[New York and Sayre, Pa. Murrelle Printing Company, 1950]. Ten volumes of TRANSCRIPT OF RECORD, consecutively paginated to 3900pp., including scores of exhibits, many of them folding. [with:] [THREE MOTIONS AND AFFIDAVITS REGARDING A THIRD TRIAL FOR ALGER HISS]. New York. 1952. 26,7,22pp., each with additional exhibits. Seven octavo and three quarto TRANSCRIPT volumes. Original printed wrappers. Wrappers a bit creased and tanned. MOTIONS AND AFFIDAVITS: Folio, stapled at the top edge. Very clean internally. Very good. Item #WRCAM55985

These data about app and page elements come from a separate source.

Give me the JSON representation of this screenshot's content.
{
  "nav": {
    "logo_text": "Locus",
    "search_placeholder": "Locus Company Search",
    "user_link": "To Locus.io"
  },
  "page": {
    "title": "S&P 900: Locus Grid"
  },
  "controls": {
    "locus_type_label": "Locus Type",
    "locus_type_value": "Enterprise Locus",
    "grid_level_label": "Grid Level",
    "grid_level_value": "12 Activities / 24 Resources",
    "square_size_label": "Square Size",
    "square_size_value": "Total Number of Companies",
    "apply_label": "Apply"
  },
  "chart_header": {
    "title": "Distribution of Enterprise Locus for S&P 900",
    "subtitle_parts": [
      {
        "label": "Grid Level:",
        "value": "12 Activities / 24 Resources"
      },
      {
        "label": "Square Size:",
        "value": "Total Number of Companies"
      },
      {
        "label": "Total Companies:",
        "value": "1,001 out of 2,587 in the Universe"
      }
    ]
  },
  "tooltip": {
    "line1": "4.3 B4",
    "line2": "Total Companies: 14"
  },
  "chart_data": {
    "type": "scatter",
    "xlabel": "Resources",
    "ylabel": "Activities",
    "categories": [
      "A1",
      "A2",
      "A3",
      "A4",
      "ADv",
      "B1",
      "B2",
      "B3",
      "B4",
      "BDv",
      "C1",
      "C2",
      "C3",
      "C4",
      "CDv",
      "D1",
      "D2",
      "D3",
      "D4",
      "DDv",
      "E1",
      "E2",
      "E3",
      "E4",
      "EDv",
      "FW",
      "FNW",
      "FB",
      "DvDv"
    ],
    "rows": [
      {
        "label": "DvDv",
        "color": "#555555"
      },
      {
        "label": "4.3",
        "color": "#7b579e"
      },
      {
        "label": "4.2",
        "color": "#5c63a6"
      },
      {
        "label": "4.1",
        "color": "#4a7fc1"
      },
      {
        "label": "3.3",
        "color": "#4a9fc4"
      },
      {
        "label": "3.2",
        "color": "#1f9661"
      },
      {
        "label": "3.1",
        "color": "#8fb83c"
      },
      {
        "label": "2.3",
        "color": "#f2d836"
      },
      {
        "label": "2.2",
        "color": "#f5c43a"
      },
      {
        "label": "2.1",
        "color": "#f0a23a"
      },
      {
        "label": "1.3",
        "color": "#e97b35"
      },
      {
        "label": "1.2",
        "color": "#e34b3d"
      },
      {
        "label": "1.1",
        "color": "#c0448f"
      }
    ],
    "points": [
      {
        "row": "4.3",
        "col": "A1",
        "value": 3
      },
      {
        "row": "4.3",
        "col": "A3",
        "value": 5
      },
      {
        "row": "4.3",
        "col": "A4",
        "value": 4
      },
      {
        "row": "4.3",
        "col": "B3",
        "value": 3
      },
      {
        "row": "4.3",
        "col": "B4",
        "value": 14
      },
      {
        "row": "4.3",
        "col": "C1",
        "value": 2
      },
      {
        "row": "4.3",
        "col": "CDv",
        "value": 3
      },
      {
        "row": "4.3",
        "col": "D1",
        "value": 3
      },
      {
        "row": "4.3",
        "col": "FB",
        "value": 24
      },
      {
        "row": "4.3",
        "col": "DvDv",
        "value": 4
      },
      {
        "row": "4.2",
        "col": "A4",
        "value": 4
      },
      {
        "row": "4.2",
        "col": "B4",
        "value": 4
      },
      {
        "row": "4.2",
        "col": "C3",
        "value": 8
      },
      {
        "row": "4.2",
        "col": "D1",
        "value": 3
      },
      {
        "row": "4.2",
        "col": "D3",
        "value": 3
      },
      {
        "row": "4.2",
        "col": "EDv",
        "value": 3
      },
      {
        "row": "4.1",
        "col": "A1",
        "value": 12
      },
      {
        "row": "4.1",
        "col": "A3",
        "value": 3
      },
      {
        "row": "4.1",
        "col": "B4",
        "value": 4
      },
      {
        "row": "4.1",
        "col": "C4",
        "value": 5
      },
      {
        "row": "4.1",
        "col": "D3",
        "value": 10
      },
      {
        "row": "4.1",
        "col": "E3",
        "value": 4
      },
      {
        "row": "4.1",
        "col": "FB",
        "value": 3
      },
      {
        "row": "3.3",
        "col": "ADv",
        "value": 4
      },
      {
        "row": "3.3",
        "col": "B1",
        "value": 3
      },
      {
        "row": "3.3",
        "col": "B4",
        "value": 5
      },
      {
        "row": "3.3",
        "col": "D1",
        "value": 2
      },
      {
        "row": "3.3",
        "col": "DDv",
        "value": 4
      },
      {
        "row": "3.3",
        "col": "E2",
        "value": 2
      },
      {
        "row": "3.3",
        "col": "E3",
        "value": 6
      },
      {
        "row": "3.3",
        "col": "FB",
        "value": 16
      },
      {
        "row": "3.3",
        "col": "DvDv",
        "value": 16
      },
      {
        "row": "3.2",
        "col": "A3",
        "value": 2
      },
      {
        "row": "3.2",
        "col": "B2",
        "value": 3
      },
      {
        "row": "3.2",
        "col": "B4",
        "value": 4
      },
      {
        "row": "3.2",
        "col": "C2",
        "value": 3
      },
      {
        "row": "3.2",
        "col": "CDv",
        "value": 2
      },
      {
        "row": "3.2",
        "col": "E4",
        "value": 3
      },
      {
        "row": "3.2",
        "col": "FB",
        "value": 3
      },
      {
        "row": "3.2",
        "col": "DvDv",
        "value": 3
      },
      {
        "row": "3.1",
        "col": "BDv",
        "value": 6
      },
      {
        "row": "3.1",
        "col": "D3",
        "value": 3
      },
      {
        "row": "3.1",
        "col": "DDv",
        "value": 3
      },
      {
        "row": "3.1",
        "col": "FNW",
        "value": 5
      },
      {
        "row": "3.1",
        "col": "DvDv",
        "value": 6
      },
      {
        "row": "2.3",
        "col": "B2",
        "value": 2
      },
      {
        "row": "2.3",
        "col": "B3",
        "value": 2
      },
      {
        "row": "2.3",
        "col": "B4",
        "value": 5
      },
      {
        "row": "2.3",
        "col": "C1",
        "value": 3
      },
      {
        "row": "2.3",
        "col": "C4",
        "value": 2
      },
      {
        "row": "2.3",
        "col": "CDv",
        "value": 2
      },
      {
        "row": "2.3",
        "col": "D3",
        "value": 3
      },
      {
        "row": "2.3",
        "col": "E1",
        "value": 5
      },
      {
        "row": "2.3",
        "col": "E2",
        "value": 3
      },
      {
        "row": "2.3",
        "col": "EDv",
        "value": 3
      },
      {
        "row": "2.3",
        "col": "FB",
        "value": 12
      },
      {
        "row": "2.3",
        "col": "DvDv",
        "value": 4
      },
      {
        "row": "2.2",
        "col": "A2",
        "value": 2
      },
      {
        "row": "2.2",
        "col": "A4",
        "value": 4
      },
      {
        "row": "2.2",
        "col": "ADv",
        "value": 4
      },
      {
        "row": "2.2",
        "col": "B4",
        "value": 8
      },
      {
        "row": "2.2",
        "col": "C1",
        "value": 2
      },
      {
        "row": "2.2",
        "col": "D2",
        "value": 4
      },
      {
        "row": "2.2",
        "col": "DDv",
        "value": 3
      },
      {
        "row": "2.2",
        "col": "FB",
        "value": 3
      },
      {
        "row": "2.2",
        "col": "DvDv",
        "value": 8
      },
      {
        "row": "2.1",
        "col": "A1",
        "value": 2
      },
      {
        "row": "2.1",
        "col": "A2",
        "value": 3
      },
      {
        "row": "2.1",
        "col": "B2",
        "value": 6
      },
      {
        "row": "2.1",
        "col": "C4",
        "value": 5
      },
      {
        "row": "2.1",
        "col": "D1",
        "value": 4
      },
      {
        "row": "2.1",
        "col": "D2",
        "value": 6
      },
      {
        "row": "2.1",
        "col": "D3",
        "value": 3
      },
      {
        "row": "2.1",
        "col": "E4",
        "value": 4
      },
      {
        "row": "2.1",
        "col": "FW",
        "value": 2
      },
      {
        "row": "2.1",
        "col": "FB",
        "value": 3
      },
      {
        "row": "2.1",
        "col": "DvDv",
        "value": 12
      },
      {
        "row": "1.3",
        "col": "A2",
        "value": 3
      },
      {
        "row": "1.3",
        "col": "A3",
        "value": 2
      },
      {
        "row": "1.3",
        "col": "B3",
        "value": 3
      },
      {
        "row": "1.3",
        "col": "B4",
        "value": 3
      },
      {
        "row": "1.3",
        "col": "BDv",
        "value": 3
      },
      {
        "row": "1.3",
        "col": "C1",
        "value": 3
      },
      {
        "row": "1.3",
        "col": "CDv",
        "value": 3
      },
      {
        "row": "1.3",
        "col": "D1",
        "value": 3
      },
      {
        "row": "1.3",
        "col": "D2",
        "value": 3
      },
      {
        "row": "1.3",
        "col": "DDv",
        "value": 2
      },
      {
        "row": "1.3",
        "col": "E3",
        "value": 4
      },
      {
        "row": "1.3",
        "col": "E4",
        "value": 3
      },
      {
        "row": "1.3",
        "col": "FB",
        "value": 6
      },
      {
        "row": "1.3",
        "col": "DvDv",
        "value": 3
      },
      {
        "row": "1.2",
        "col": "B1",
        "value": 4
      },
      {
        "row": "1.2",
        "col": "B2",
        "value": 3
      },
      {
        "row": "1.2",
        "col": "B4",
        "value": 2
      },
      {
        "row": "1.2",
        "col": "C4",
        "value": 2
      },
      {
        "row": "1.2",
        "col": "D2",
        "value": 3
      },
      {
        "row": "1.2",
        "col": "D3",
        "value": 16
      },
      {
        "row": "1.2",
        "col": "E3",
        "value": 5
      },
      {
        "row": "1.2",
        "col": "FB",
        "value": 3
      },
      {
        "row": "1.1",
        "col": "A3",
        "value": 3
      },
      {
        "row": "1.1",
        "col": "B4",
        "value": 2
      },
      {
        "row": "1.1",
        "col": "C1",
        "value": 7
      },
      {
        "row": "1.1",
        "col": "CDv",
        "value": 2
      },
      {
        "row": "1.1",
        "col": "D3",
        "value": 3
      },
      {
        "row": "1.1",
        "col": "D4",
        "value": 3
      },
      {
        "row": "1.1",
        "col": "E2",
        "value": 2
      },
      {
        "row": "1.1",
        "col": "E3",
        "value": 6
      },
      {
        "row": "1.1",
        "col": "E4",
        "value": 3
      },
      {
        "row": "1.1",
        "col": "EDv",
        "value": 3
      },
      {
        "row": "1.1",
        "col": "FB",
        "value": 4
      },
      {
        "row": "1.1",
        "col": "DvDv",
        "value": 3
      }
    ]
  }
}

"The conviction on perjury charges in 1950 of Alger Hiss, a high-ranking State Department official during the New Deal, is pivotal to any understanding of Cold War America....[Hiss'] second trial lasted twice as long as the first, produced a several- million-word record and several thousand pages of exhibits, featured more than a hundred witnesses, and resulted in wholly irreconcilable testimony about the events in question" - ENCYCLOPEDIA OF THE AMERICAN LEFT. This is the complete record of Hiss's second trial on charges that he perjured himself in denying that as a State Department official in the 1930s he passed documents to Whittaker Chambers for transfer to the Soviet Union, and that he lied about his relationship with Chambers. Hiss' first trial, in 1949, resulted in a hung jury, and in the intervening months before the second trial the Soviet Union detonated its first atomic bomb and the Chinese Communists took control of mainland China. Alger Hiss was a former law clerk to Oliver Wendell Holmes and a trusted confidante to then-Secretary of State Dean Acheson. He and other presumed spies were seen as contributing to these setbacks against American interests. In this second trial Hiss was found guilty of perjury, and sentenced to five years in prison. The question of Alger Hiss' role as a spy was argued about for decades, especially as the Soviet archives became more accessible in the 1990s and beyond. The Hiss case, as well as that of Julius and Ethel Rosenberg, remains a touchstone for one of the most politically divisive periods in American history. Included herein is the testimony of Whittaker Chambers and Alger Hiss that served as the centerpiece to the second trial, as well as the testimony of scores of other witnesses, including family members, defense psychiatrists Carl Binger and Henry Murray, government officials, John Foster Dulles, writer Malcolm Cowley, key prosecution witness Henry Julian Wadleigh (an economist and State Department official), and others whose names have mostly been lost to history. The first five volumes consist of testimony, while the rest present the hundreds of exhibits for the government and for the defense. Also included here are three motions and affidavits in support of an (ultimately unsuccessful) request for a third trial. This set of the Hiss trial transcripts has a very interesting provenance, bearing the ownership signature on the front wrapper of Volume VII (the government's "Baltimore" exhibits) of Martin K. Tytell, with a typed letter addressed to Tytell laid into another volume. Martin Tytell (1913-2008) was hailed upon his death as among the foremost experts on manual typewriters, and operated a business in New York City selling and repairing typewriters for nearly seventy years. In 1950 Tytell was hired by Alger Hiss' lawyers to create a Woodstock typewriter similar to the defendant's in order to attempt to debunk the theory that only Hiss's typewriter could have produced the documents passed along to Whittaker Chambers. Tytell's efforts are cited among the SUPPLEMENTAL AFFIDAVITS IN SUPPORT OF MOTION FOR NEW TRIAL, filed by Hiss' attorneys in 1952 and included here. The complete record of one of the most important and consequential legal proceedings in 20th century American history. Buhle, Buhle, and Georgakas, ENCYCLOPEDIA OF THE AMERICAN LEFT, pp.314-17.